--- ENTRIES PROVIDED Enclosed Below ---
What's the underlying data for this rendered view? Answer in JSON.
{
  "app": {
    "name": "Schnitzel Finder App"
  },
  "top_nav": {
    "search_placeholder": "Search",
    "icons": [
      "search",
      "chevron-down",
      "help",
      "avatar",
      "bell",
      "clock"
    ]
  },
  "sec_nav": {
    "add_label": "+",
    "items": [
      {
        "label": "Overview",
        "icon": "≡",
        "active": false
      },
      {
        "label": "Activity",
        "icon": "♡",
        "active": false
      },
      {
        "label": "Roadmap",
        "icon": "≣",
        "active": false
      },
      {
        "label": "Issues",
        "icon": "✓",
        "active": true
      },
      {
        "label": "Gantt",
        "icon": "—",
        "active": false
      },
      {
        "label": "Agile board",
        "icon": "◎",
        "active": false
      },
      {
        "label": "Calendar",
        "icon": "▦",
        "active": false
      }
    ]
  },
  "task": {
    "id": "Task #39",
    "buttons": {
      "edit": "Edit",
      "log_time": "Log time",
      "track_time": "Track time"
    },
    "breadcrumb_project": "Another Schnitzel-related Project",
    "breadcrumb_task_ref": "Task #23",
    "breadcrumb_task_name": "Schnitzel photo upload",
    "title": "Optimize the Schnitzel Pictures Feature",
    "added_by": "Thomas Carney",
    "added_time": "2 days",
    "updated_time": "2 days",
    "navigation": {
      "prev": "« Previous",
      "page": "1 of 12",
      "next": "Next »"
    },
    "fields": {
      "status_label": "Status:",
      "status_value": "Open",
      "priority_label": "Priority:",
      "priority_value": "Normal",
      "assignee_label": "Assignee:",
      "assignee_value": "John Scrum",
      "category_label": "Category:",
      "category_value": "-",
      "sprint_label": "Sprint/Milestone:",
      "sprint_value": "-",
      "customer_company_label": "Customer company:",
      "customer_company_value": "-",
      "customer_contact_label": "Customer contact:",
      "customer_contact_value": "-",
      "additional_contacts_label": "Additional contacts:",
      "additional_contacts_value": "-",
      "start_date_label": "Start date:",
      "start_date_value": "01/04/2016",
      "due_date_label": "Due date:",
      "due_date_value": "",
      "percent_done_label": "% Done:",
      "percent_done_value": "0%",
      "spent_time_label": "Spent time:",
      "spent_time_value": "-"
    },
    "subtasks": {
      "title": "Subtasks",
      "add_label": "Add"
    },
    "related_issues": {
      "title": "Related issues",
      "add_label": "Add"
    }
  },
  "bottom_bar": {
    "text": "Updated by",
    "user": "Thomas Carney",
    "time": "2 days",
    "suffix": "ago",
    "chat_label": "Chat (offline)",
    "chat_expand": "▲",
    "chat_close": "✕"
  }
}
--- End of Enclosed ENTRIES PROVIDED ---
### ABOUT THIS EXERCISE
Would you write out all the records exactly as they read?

### TASK SOLUTION
What's the underlying data for this rendered view? Answer in JSON.
{
  "app": {
    "name": "Schnitzel Finder App"
  },
  "top_nav": {
    "search_placeholder": "Search",
    "icons": [
      "search",
      "chevron-down",
      "help",
      "avatar",
      "bell",
      "clock"
    ]
  },
  "sec_nav": {
    "add_label": "+",
    "items": [
      {
        "label": "Overview",
        "icon": "≡",
        "active": false
      },
      {
        "label": "Activity",
        "icon": "♡",
        "active": false
      },
      {
        "label": "Roadmap",
        "icon": "≣",
        "active": false
      },
      {
        "label": "Issues",
        "icon": "✓",
        "active": true
      },
      {
        "label": "Gantt",
        "icon": "—",
        "active": false
      },
      {
        "label": "Agile board",
        "icon": "◎",
        "active": false
      },
      {
        "label": "Calendar",
        "icon": "▦",
        "active": false
      }
    ]
  },
  "task": {
    "id": "Task #39",
    "buttons": {
      "edit": "Edit",
      "log_time": "Log time",
      "track_time": "Track time"
    },
    "breadcrumb_project": "Another Schnitzel-related Project",
    "breadcrumb_task_ref": "Task #23",
    "breadcrumb_task_name": "Schnitzel photo upload",
    "title": "Optimize the Schnitzel Pictures Feature",
    "added_by": "Thomas Carney",
    "added_time": "2 days",
    "updated_time": "2 days",
    "navigation": {
      "prev": "« Previous",
      "page": "1 of 12",
      "next": "Next »"
    },
    "fields": {
      "status_label": "Status:",
      "status_value": "Open",
      "priority_label": "Priority:",
      "priority_value": "Normal",
      "assignee_label": "Assignee:",
      "assignee_value": "John Scrum",
      "category_label": "Category:",
      "category_value": "-",
      "sprint_label": "Sprint/Milestone:",
      "sprint_value": "-",
      "customer_company_label": "Customer company:",
      "customer_company_value": "-",
      "customer_contact_label": "Customer contact:",
      "customer_contact_value": "-",
      "additional_contacts_label": "Additional contacts:",
      "additional_contacts_value": "-",
      "start_date_label": "Start date:",
      "start_date_value": "01/04/2016",
      "due_date_label": "Due date:",
      "due_date_value": "",
      "percent_done_label": "% Done:",
      "percent_done_value": "0%",
      "spent_time_label": "Spent time:",
      "spent_time_value": "-"
    },
    "subtasks": {
      "title": "Subtasks",
      "add_label": "Add"
    },
    "related_issues": {
      "title": "Related issues",
      "add_label": "Add"
    }
  },
  "bottom_bar": {
    "text": "Updated by",
    "user": "Thomas Carney",
    "time": "2 days",
    "suffix": "ago",
    "chat_label": "Chat (offline)",
    "chat_expand": "▲",
    "chat_close": "✕"
  }
}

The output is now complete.